According to Swalwell, the Palmers, a couple from Utah, were fined $3,500 by KlearGear for violation of a non-disparagement clause after they posted a negative review online about their experience with the company. When they refused to pay, the company in turn reported their debt to the credit bureaus, which damaged their credit rating.
Swalwell's legislation would declare such non-disparagement clauses in consumer contracts unenforceable, in addition to providing authority to the Federal Trade Commission and state attorneys general to take action against businesses that include them.
Last week, Governor Jerry Brown signed into law a bill making non-disparagement clauses illegal in California unless their right to share their opinion was "knowingly, voluntarily and intelligently" waived.

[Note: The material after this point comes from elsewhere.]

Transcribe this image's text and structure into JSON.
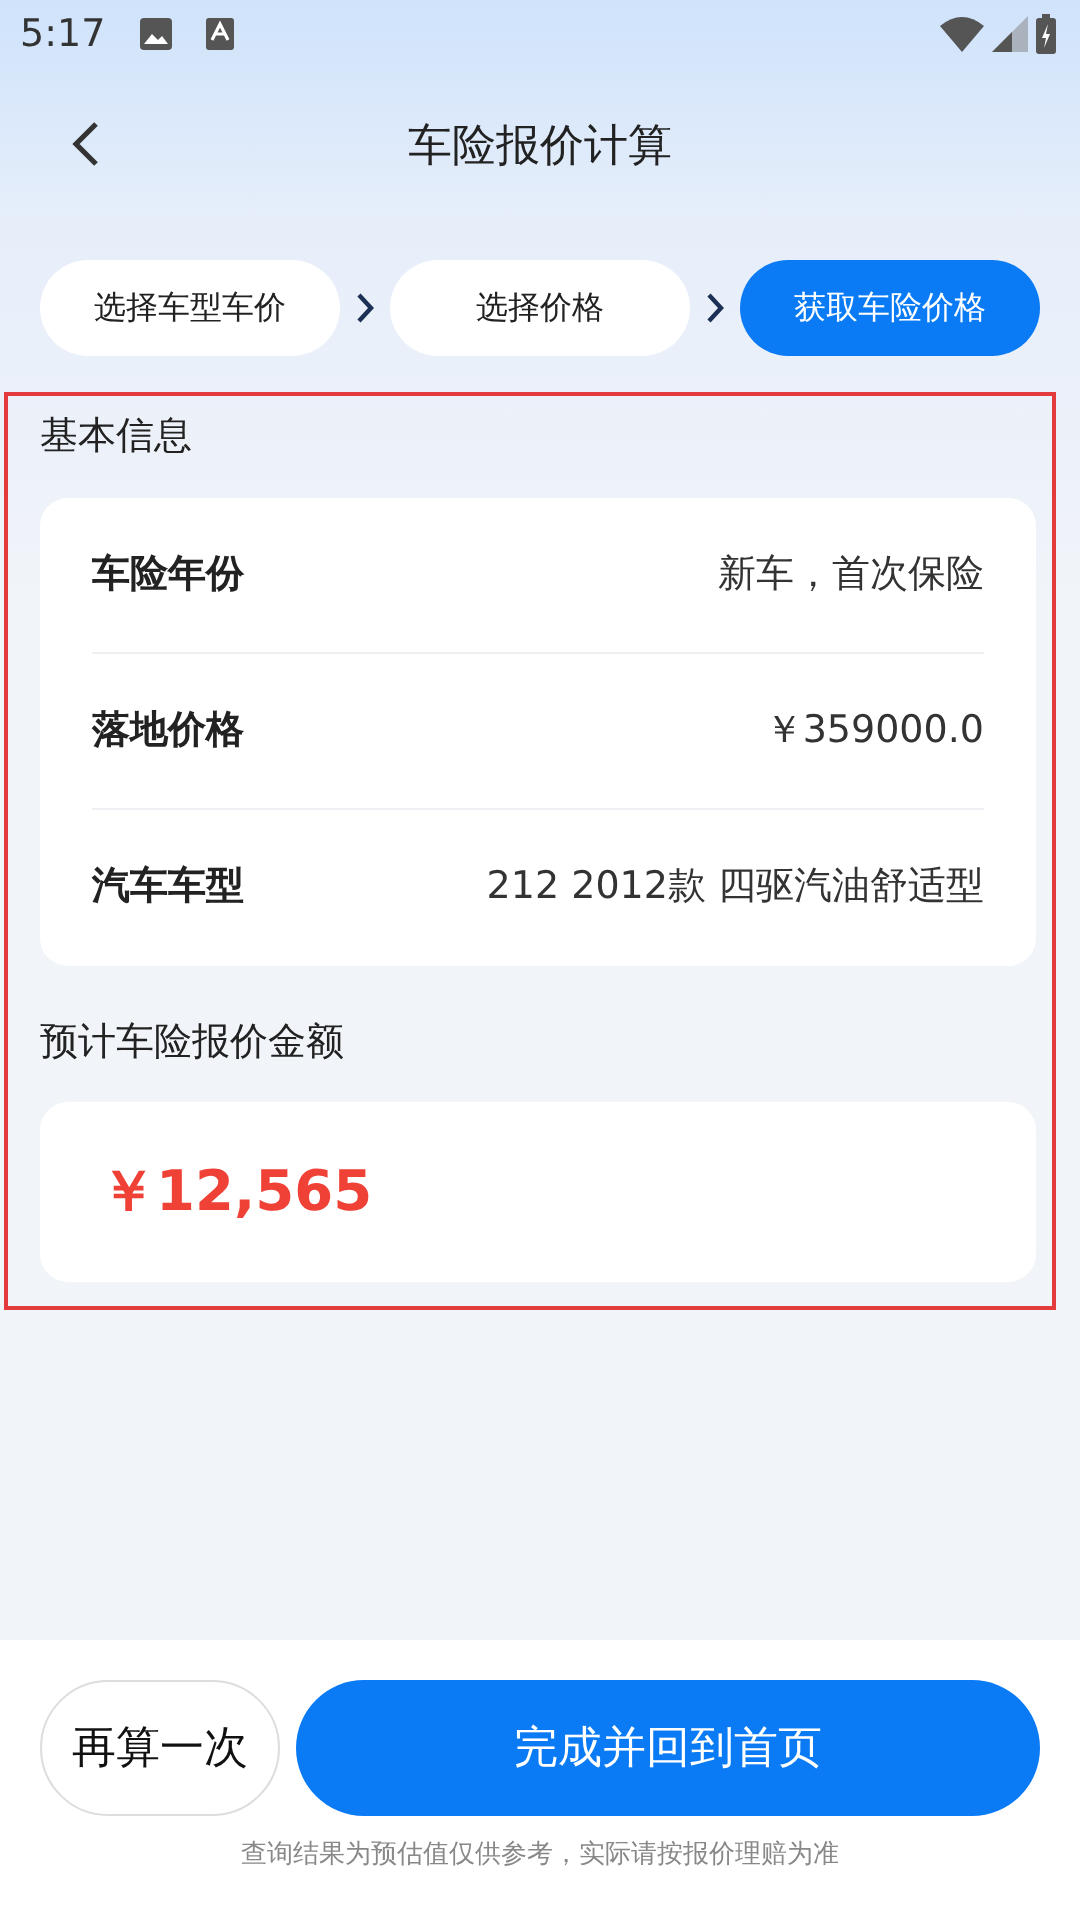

The legislation is also co-sponsored by Democratic Congressmen Steve Cohen of Tennessee and (D-Tenn.) and Tony Cárdenas, also from the San Fernando Valley and representing the 29th Congressional District.
Others supporting the measure are Public Citizen, Yelp, Consumers Union, Trip Advisor, Consumer Federation of America, Public Participation Project and the National Consumer Law Center (on behalf of its low-income clients).
"The Consumer Review Freedom Act will ensure that consumers have the freedom to express their candid and public feedback on companies," explained Robert Weissman, president of Public Citizen, an early supporter of the bill.
"Hidden contract terms should not be used to bully consumers into silence," he added. "This measure not only will protect consumers who review businesses, but also safeguard the flow of information to other consumers who rely on reviews to figure out which businesses to patronize."
The bill has been referred to the House Committee on Energy and Commerce.